The story, depicted on the front cover, is meticulously coloured-in by careful brush strokes and the music has to be absorbed as one long, cinematic soundtrack, with each of the 11+1 tracks intertwined. Spacious electronics, minimalistic soft touches on piano, flute, beautiful violins and classical guitar are sometimes met with sound effects, such as playing a vinyl record or radio waves. Merged together, it results in an intimate, almost classical composition filled with an engaging atmosphere.
With The Thorn In Me and especially A Promise Unkept / Mental Residuals the pair adds some oil to the canvas with a jazzy feel, reminiscent of Eris Pluvia. Subtle electric guitars add depth and contrast to the collage drawn by drums, with flute accentuating and piano perfectly blending tinctures. Cheerful keys finally draw attention, glazed by fluent, moving solo guitar, closing off the album in an opportune fashion.
Albeit short, it is a work of delightful delicacy, framed perfectly for artful lovers of Camel or Mike Oldfield, probably even to fans of Kitaro.
The Spacious Mind - The Drifter
Anyone familiar with the cinematic brilliance of Andrei Tarkovsky (Stalker (1979) and Solaris (1972)) might be instantly triggered to a certain state of mind by just one glance at the cover. The oppressive graphic from Stalker is the perfect representation of what to expect from The Spacious Mind; complex, slow paced, emotional and heavily psychedelic, retrogressive, acidic space rock.
Originally starting in 1991 this Swedish band have released nine studio albums and four live albums thus far, and The Drifter (limited to 300 copies) is their latest collection of rare, live and unreleased tracks. The Drifter (featured twice on the album, studio and live) encapsulates everything with psychedelic, melancholic and hypnotic improvisations reflecting echoes of early Pink Floyd. Basically it’s a long, stretched improvisation with lots of distorted guitars, slow-paced bass, hypnotising spacey keyboards and some disturbing krautrock (think Nektar's Journey To The Centre Of The Eye).
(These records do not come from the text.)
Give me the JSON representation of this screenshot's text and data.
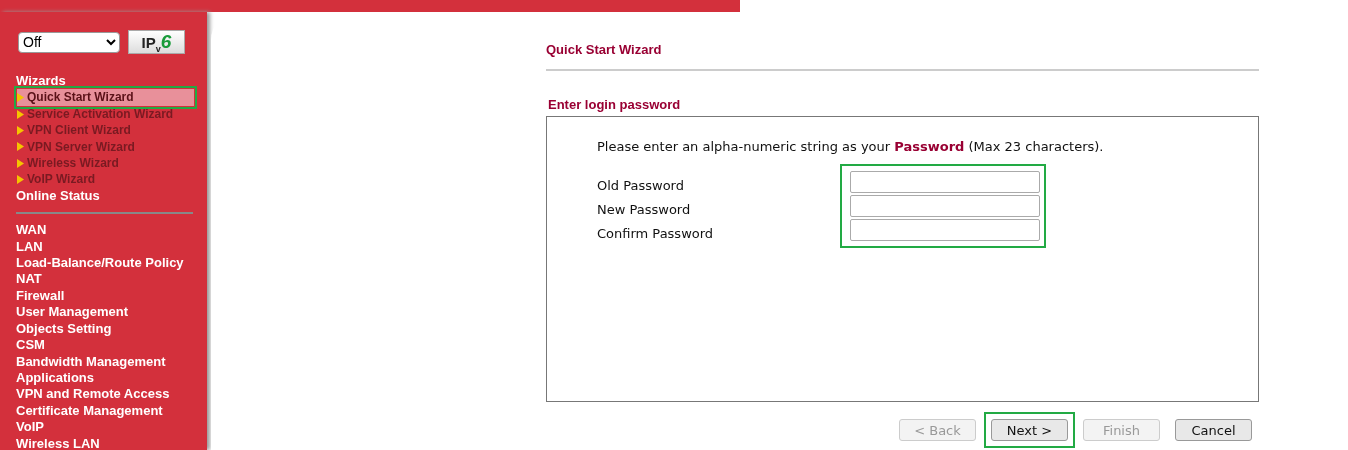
{
  "sidebar": {
    "mode_select": {
      "value": "Off"
    },
    "ipv6_button": {
      "label": "IP",
      "sub": "v",
      "suffix": "6"
    },
    "items": [
      {
        "label": "Wizards",
        "kind": "header",
        "selected": false,
        "highlight": false
      },
      {
        "label": "Quick Start Wizard",
        "kind": "wizard",
        "selected": true,
        "highlight": true
      },
      {
        "label": "Service Activation Wizard",
        "kind": "wizard",
        "selected": false,
        "highlight": false
      },
      {
        "label": "VPN Client Wizard",
        "kind": "wizard",
        "selected": false,
        "highlight": false
      },
      {
        "label": "VPN Server Wizard",
        "kind": "wizard",
        "selected": false,
        "highlight": false
      },
      {
        "label": "Wireless Wizard",
        "kind": "wizard",
        "selected": false,
        "highlight": false
      },
      {
        "label": "VoIP Wizard",
        "kind": "wizard",
        "selected": false,
        "highlight": false
      },
      {
        "label": "Online Status",
        "kind": "header",
        "selected": false,
        "highlight": false
      },
      {
        "kind": "divider"
      },
      {
        "label": "WAN",
        "kind": "header",
        "selected": false,
        "highlight": false
      },
      {
        "label": "LAN",
        "kind": "header",
        "selected": false,
        "highlight": false
      },
      {
        "label": "Load-Balance/Route Policy",
        "kind": "header",
        "selected": false,
        "highlight": false
      },
      {
        "label": "NAT",
        "kind": "header",
        "selected": false,
        "highlight": false
      },
      {
        "label": "Firewall",
        "kind": "header",
        "selected": false,
        "highlight": false
      },
      {
        "label": "User Management",
        "kind": "header",
        "selected": false,
        "highlight": false
      },
      {
        "label": "Objects Setting",
        "kind": "header",
        "selected": false,
        "highlight": false
      },
      {
        "label": "CSM",
        "kind": "header",
        "selected": false,
        "highlight": false
      },
      {
        "label": "Bandwidth Management",
        "kind": "header",
        "selected": false,
        "highlight": false
      },
      {
        "label": "Applications",
        "kind": "header",
        "selected": false,
        "highlight": false
      },
      {
        "label": "VPN and Remote Access",
        "kind": "header",
        "selected": false,
        "highlight": false
      },
      {
        "label": "Certificate Management",
        "kind": "header",
        "selected": false,
        "highlight": false
      },
      {
        "label": "VoIP",
        "kind": "header",
        "selected": false,
        "highlight": false
      },
      {
        "label": "Wireless LAN",
        "kind": "header",
        "selected": false,
        "highlight": false
      }
    ]
  },
  "page_title": "Quick Start Wizard",
  "section_title": "Enter login password",
  "instruction": "Please enter an alpha-numeric string as your  **Password** (Max 23 characters).",
  "fields_highlight": true,
  "fields": [
    {
      "label": "Old Password"
    },
    {
      "label": "New Password"
    },
    {
      "label": "Confirm Password"
    }
  ],
  "buttons": [
    {
      "label": "< Back",
      "disabled": true,
      "highlight": false
    },
    {
      "label": "Next >",
      "disabled": false,
      "highlight": true
    },
    {
      "label": "Finish",
      "disabled": true,
      "highlight": false
    },
    {
      "label": "Cancel",
      "disabled": false,
      "highlight": false
    }
  ]
}
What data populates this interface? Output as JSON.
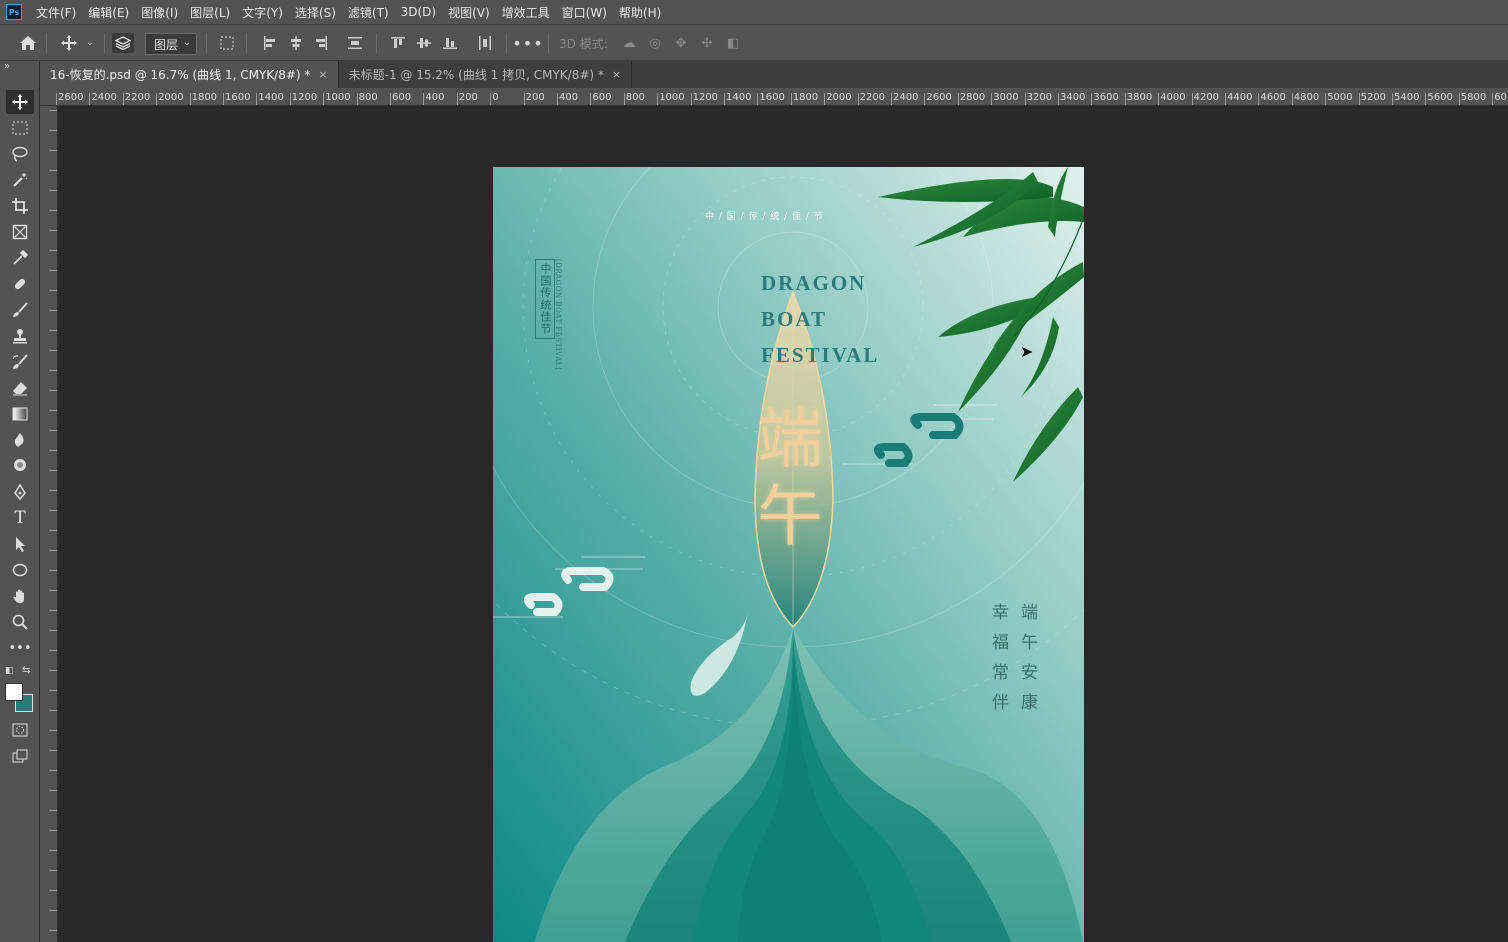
{
  "menubar": {
    "logo": "Ps",
    "items": [
      "文件(F)",
      "编辑(E)",
      "图像(I)",
      "图层(L)",
      "文字(Y)",
      "选择(S)",
      "滤镜(T)",
      "3D(D)",
      "视图(V)",
      "增效工具",
      "窗口(W)",
      "帮助(H)"
    ]
  },
  "options": {
    "layer_select": "图层",
    "mode_3d": "3D 模式:"
  },
  "tabs": [
    {
      "label": "16-恢复的.psd @ 16.7% (曲线 1, CMYK/8#) *",
      "close": "×"
    },
    {
      "label": "未标题-1 @ 15.2% (曲线 1 拷贝, CMYK/8#) *",
      "close": "×"
    }
  ],
  "ruler": {
    "top_labels": [
      "2600",
      "2400",
      "2200",
      "2000",
      "1800",
      "1600",
      "1400",
      "1200",
      "1000",
      "800",
      "600",
      "400",
      "200",
      "0",
      "200",
      "400",
      "600",
      "800",
      "1000",
      "1200",
      "1400",
      "1600",
      "1800",
      "2000",
      "2200",
      "2400",
      "2600",
      "2800",
      "3000",
      "3200",
      "3400",
      "3600",
      "3800",
      "4000",
      "4200",
      "4400",
      "4600",
      "4800",
      "5000",
      "5200",
      "5400",
      "5600",
      "5800",
      "60"
    ]
  },
  "poster": {
    "top_line": "中 / 国 / 传 / 统 / 佳 / 节",
    "stamp_cn": "中国传统佳节",
    "stamp_en": "[DRAGON BOAT FESTIVAL]",
    "title_en_1": "DRAGON",
    "title_en_2": "BOAT",
    "title_en_3": "FESTIVAL",
    "title_cn_1": "端",
    "title_cn_2": "午",
    "blessing_col1": "端午安康",
    "blessing_col2": "幸福常伴",
    "colors": {
      "teal_dark": "#0e8a88",
      "teal_light": "#d5ebe6",
      "gold": "#e8c28a",
      "text_teal": "#2b7c78"
    }
  }
}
The Players In The Band, Spirit Roots and Floatin’ Down The River Whistlin’ On A Tune follow the same improvisational path, inflicting a meditative and emotional trip down memory lane. Mellow, spellbinding keys, intoxicating bass and tranquillising guitars incorporated with some acidic The Bevis Frond. Euphoria, Euphoria showcases their early-period Hawkwind-orientated space rock. Still firmly based on mesmericly-slow rhythms, one travels through different moods and phases, provoked by the captivating guitars and equally sedating organs.
With a future uncertain, this compilation is still a nice way to get to know their music. Worth checking out if you fancy dreamy, psychedelic rock with a relaxed, flowing atmospheres.